Still, if you are not asset constrained, it may be possible to do what you want in the software. There is even a "Direct Calculation Service" although that costs more, but may be worthwhile if you get exactly what you are looking for.
Optimizing profiles can be certainly be complex. The two links below have some ideas (in lengthy threads) that could be of interest if you continue trying to do this yourself. I'm hoping more people take an interest in optimization so we can build up the forum knowledge in this area.
Sun, 01/11/2015 - 22:14
Each situation is different.
Each situation is different. Sometimes that liquidity constraint is something you just live with if it's slight. The problem is you don't have enough regular assets to smooth over. So I've not seen a situation where just taking extra special withdrawals didn't solve the liquidity constraint. Take more money out now and you raise living standard in the near term at some expense to the long term.
Sun, 01/11/2015 - 23:19
Ignoring the need to eat in
Ignoring the need to eat in the meantime, any SS optimization calculator will tell a single person to wait until age 70 to collect. As Dan says, you can smooth your standard of living with increased special withdrawals. But even that assumes you have enough in retirement savings to bridge the gap.
Experiment with eliminating special withdrawals and, instead, changing the age of your last smooth withdrawal to something in your 70s. If that works, start stretching it out, as long as regular assets remains greater than 0. That's a requirement for ESP to be able to smooth your standard of living.
In the end, it might not work for you at all if you don't have enough retirement savings. Adjust your SS benefits date forward a year, then go through the same process with age of last smooth withdrawal.

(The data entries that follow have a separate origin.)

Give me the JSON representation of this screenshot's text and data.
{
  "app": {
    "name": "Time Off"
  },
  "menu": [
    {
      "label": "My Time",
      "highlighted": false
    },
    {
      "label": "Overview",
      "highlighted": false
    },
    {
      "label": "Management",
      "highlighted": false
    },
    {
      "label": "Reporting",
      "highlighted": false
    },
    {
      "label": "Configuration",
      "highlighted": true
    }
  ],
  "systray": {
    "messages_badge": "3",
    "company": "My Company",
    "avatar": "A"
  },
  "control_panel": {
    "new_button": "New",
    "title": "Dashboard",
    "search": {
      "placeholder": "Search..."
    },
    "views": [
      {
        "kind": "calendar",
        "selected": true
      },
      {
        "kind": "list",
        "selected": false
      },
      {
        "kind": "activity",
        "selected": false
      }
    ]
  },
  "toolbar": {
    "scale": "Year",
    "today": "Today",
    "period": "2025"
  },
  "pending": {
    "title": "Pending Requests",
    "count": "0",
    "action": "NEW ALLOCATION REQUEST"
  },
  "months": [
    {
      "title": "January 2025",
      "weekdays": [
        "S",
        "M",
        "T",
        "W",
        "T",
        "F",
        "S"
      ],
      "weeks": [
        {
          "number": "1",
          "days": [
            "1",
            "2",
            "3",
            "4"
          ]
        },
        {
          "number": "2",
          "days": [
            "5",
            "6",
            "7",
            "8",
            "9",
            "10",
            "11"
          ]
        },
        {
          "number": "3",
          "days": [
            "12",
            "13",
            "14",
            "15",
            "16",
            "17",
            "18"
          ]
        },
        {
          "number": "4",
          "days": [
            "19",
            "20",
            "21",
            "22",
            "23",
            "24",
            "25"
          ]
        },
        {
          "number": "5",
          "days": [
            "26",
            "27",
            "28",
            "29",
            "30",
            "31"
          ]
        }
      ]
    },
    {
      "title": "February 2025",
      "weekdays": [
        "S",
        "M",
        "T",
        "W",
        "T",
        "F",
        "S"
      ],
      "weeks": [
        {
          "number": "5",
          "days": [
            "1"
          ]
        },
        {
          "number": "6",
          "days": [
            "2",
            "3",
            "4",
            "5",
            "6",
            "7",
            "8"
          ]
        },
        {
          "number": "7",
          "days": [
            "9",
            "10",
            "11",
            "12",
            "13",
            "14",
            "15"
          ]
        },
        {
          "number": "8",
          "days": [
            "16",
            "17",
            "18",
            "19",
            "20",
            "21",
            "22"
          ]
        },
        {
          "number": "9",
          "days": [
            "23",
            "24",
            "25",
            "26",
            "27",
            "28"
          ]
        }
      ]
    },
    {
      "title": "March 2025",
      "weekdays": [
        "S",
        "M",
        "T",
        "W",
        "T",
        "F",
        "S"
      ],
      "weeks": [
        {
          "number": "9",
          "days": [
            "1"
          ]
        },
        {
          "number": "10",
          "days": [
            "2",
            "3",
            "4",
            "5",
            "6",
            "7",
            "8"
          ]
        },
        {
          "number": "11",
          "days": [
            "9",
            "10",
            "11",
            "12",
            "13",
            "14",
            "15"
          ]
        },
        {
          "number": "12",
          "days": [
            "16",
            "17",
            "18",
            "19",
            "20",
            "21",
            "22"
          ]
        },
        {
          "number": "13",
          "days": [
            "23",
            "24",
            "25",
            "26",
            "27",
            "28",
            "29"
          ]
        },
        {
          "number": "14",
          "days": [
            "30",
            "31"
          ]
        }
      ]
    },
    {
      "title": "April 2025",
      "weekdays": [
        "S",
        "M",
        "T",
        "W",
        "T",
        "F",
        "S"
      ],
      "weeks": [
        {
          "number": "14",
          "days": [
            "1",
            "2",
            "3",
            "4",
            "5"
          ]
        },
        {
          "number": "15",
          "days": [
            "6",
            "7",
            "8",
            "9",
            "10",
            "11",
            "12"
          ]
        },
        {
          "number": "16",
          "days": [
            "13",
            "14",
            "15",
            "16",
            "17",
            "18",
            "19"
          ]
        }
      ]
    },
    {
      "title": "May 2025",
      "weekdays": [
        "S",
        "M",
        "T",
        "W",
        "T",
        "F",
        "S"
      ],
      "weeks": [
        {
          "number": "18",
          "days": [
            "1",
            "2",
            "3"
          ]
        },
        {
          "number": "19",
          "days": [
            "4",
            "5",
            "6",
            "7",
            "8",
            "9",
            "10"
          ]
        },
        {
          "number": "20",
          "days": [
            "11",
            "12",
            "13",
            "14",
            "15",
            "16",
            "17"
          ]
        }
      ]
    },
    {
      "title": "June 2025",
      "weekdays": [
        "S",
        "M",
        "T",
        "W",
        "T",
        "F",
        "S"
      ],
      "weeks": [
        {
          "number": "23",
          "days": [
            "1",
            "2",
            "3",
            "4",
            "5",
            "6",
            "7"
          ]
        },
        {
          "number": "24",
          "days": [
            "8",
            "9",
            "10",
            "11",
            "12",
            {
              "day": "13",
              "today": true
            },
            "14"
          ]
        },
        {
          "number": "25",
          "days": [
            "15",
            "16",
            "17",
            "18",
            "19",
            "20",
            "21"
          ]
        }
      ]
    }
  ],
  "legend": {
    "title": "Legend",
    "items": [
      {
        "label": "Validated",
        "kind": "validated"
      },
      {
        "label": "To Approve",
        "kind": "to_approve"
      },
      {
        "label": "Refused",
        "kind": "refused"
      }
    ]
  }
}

As Brian suggested, you might find paying for one-on-one very worthwhile if it helps you figure out how to get to your goal. I certainly did.
Fri, 06/10/2016 - 18:22
Reviving this old thread and
Reviving this old thread and responding to Mike's original reply, is there not a cost to borrowing?
Tue, 06/21/2016 - 13:07
ESPlanner assumes that the cost of borrowing, i.e. the interest rate that you pay on regular asset loans, is the same as the rate of return on regular assets.
Borrowing regular assets and taking special withdrawals from retirement assets are two distinctly different, but viable strategies. You need to decide which strategy that you are actually going to follow and then model that strategy accurately in ESPlanner.
If you're actually going to take special withdrawals, then you can:
1) model it directly with special withdrawals determined by iterating until you get a smooth standard of living, this will automatically incorporate income taxes on the special withdrawals, or
2) you can model it with regular asset loans, i.e. negative regular asset balances, but then you'd have to use special expenses to account for the income taxes that would have been due on the retirement account special withdrawals. This works if the interest rates for regular asset loans are the same as the rate of return on retirement accounts. If they are different, then you'd have to use special expenses/receipts to account for the different rates.
If you're actually going to borrow regular assets, i.e. take out a signature loan or a home equity loan, then just model that directly by allowing a negative regular asset balance. Again, this assumes that the interest rates on loans are the same as the rate of return on regular assets, if they are not, then you'd need special expenses to account for the different rates.
Tue, 06/21/2016 - 16:01
Considering the taxable issue
Considering the taxable issue for retirement withdrawals and the interest expense for borrowing, I think I'll use borrowing to determine the level of deficit. Having done that I'll add special withdrawals in the deficit years, increasing the withdrawal amount by the marginal tax rate, plus the marginal tax rate on the extra amount withdrawn to cover the taxes.
Once I get to the point where there are no deficit years I could disable borrowing. Or, since there will be no deficits, ESP won't need to borrow. In that case it doesn't matter if I allow borrowing or not, since there will none, either way.